▸ Required work:
Write every line below out again, exactly as given, but leave out the pictures.

▸ Recorded data:
★ ★ ★ ★

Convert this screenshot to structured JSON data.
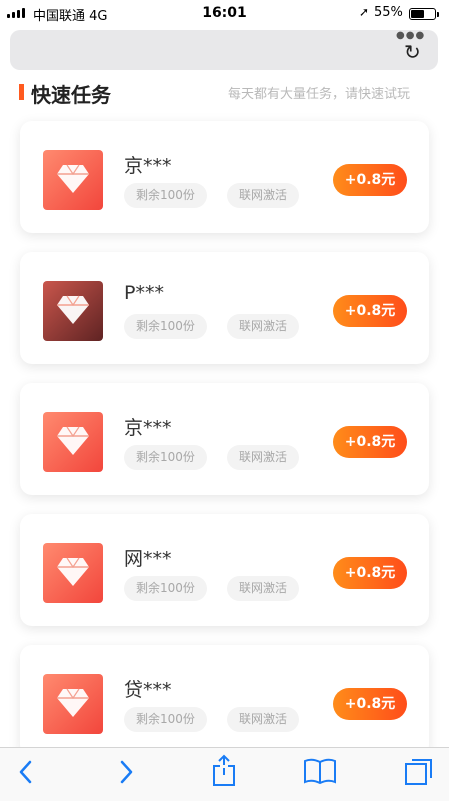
{
  "status": {
    "carrier": "中国联通  4G",
    "time": "16:01",
    "battery": "55%",
    "battery_level": 0.55
  },
  "section": {
    "title": "快速任务",
    "subtitle": "每天都有大量任务，请快速试玩"
  },
  "tasks": [
    {
      "name": "京***",
      "remaining": "剩余100份",
      "mode": "联网激活",
      "reward": "+0.8元"
    },
    {
      "name": "P***",
      "remaining": "剩余100份",
      "mode": "联网激活",
      "reward": "+0.8元"
    },
    {
      "name": "京***",
      "remaining": "剩余100份",
      "mode": "联网激活",
      "reward": "+0.8元"
    },
    {
      "name": "网***",
      "remaining": "剩余100份",
      "mode": "联网激活",
      "reward": "+0.8元"
    },
    {
      "name": "贷***",
      "remaining": "剩余100份",
      "mode": "联网激活",
      "reward": "+0.8元"
    }
  ],
  "icons": {
    "reload": "reload-icon",
    "back": "back-icon",
    "forward": "forward-icon",
    "share": "share-icon",
    "bookmarks": "bookmarks-icon",
    "tabs": "tabs-icon",
    "task_thumb": "diamond-icon"
  },
  "colors": {
    "accent": "#ff5a1f",
    "reward_from": "#ff8c1a",
    "reward_to": "#ff4d1a",
    "toolbar_icon": "#1a7cf5"
  }
}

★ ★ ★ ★

▸ Written solution:
Convert this screenshot to structured JSON data.
{
  "status": {
    "carrier": "中国联通  4G",
    "time": "16:01",
    "battery": "55%",
    "battery_level": 0.55
  },
  "section": {
    "title": "快速任务",
    "subtitle": "每天都有大量任务，请快速试玩"
  },
  "tasks": [
    {
      "name": "京***",
      "remaining": "剩余100份",
      "mode": "联网激活",
      "reward": "+0.8元"
    },
    {
      "name": "P***",
      "remaining": "剩余100份",
      "mode": "联网激活",
      "reward": "+0.8元"
    },
    {
      "name": "京***",
      "remaining": "剩余100份",
      "mode": "联网激活",
      "reward": "+0.8元"
    },
    {
      "name": "网***",
      "remaining": "剩余100份",
      "mode": "联网激活",
      "reward": "+0.8元"
    },
    {
      "name": "贷***",
      "remaining": "剩余100份",
      "mode": "联网激活",
      "reward": "+0.8元"
    }
  ],
  "icons": {
    "reload": "reload-icon",
    "back": "back-icon",
    "forward": "forward-icon",
    "share": "share-icon",
    "bookmarks": "bookmarks-icon",
    "tabs": "tabs-icon",
    "task_thumb": "diamond-icon"
  },
  "colors": {
    "accent": "#ff5a1f",
    "reward_from": "#ff8c1a",
    "reward_to": "#ff4d1a",
    "toolbar_icon": "#1a7cf5"
  }
}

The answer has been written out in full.